Problem details →
Scan the entries below, and for each line that includes the word "html", make a copy.

Data records for software interfaces
★ ★ ★ ★

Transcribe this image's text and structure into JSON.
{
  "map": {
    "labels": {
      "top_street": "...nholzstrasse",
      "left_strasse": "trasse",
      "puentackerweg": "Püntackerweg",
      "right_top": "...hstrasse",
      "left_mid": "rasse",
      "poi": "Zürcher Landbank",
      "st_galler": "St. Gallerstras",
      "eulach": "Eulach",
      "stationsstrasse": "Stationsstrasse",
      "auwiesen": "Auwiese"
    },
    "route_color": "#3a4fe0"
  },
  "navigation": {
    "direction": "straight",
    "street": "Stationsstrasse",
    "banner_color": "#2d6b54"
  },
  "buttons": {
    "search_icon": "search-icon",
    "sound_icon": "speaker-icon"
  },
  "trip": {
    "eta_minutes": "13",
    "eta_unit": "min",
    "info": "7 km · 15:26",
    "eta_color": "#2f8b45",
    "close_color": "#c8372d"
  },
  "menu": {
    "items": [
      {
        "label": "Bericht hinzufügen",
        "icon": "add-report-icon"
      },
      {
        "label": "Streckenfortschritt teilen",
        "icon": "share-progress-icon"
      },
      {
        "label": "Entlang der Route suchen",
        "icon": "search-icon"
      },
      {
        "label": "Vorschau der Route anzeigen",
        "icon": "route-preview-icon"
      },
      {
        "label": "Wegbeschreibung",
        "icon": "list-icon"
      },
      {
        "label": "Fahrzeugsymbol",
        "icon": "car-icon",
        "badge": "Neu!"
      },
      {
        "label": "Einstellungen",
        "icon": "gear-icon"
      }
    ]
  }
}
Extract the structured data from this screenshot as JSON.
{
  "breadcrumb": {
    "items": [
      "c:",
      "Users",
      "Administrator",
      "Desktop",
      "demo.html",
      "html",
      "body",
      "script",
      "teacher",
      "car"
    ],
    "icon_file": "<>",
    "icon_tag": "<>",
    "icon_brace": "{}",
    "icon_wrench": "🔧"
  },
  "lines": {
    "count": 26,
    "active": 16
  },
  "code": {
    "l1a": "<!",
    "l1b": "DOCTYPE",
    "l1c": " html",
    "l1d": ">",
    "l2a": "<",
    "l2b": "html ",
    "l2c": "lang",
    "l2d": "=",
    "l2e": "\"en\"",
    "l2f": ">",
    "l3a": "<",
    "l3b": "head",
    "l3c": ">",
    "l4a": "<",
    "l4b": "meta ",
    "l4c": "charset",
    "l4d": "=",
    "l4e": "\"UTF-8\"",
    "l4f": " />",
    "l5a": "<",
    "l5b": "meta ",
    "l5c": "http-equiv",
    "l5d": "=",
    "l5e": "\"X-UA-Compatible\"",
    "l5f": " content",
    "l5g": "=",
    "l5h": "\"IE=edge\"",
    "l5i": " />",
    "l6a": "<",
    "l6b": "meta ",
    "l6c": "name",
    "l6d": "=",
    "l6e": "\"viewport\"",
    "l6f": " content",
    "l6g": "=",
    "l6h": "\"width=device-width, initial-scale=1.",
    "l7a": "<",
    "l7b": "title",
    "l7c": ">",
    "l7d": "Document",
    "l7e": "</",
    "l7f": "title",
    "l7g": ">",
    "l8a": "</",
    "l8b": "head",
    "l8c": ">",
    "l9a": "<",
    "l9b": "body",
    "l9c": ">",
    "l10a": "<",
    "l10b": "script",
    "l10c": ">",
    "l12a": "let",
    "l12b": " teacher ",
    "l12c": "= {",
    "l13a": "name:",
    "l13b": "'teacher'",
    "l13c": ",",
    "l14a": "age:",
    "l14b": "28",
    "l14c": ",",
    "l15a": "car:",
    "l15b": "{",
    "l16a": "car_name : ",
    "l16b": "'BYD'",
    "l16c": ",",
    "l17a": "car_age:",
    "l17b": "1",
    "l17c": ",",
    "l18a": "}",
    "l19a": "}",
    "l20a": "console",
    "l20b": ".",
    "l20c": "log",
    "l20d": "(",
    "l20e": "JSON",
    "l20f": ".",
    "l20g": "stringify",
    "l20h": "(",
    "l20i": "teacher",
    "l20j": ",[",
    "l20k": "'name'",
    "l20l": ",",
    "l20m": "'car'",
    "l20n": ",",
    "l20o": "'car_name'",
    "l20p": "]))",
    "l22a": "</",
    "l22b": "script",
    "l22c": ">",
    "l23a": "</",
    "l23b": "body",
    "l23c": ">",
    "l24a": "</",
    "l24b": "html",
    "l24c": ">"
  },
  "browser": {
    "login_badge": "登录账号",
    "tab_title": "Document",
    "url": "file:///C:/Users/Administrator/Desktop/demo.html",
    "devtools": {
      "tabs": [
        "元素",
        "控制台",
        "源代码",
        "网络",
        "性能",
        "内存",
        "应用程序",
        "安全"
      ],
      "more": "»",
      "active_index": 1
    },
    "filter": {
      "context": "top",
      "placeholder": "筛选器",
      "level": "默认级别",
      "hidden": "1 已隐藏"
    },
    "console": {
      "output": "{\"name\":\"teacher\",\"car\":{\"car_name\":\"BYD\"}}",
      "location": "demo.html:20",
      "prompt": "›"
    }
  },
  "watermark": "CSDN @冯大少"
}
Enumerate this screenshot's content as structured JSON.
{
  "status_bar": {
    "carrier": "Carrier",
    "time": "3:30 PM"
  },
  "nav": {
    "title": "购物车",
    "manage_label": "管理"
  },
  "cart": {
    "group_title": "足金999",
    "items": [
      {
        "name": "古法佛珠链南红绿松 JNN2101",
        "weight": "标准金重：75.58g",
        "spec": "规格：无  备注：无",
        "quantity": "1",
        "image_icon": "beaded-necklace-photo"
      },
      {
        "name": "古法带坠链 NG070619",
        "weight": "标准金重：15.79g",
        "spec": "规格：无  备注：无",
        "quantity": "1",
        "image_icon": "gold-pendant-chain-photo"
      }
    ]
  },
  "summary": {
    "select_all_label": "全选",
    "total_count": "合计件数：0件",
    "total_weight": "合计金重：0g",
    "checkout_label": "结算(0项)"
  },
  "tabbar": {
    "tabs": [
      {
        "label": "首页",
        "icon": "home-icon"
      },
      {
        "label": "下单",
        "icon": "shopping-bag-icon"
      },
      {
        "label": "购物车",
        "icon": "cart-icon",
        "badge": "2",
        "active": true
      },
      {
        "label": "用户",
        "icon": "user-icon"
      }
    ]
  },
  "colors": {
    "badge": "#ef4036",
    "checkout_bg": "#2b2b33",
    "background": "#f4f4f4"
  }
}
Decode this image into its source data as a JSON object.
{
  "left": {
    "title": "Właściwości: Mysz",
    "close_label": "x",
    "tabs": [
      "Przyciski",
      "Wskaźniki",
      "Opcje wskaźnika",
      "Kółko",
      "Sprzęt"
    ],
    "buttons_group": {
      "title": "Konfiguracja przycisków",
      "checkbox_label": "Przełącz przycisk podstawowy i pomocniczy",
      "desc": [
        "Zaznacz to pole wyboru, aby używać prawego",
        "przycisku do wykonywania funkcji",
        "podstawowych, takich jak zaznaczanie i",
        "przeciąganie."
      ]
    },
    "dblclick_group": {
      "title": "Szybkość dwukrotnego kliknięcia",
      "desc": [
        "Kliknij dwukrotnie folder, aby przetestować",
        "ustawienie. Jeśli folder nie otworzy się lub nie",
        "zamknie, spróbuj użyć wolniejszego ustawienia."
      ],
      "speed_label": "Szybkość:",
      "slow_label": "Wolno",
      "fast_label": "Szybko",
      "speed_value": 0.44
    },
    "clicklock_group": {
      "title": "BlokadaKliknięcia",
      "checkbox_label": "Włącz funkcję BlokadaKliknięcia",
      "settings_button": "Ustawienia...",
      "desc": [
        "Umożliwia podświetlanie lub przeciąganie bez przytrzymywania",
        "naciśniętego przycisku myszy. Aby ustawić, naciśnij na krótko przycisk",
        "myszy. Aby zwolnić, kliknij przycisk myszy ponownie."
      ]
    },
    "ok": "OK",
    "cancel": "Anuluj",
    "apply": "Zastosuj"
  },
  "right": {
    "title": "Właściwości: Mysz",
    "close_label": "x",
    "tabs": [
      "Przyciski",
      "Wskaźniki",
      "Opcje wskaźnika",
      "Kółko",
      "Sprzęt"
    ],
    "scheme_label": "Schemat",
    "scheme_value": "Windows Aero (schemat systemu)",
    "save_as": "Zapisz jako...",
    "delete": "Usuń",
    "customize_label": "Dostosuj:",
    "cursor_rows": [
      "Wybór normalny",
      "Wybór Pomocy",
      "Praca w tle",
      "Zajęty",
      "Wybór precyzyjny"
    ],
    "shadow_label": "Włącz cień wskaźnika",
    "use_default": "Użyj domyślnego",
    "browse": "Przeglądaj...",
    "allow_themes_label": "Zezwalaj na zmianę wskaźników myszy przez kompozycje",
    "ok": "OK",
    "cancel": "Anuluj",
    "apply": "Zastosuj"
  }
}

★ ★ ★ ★

Answer box →
      "demo.html",
      "html",
    "l1c": " html",
    "l2b": "html ",
    "l24b": "html",
    "url": "file:///C:/Users/Administrator/Desktop/demo.html",
      "location": "demo.html:20",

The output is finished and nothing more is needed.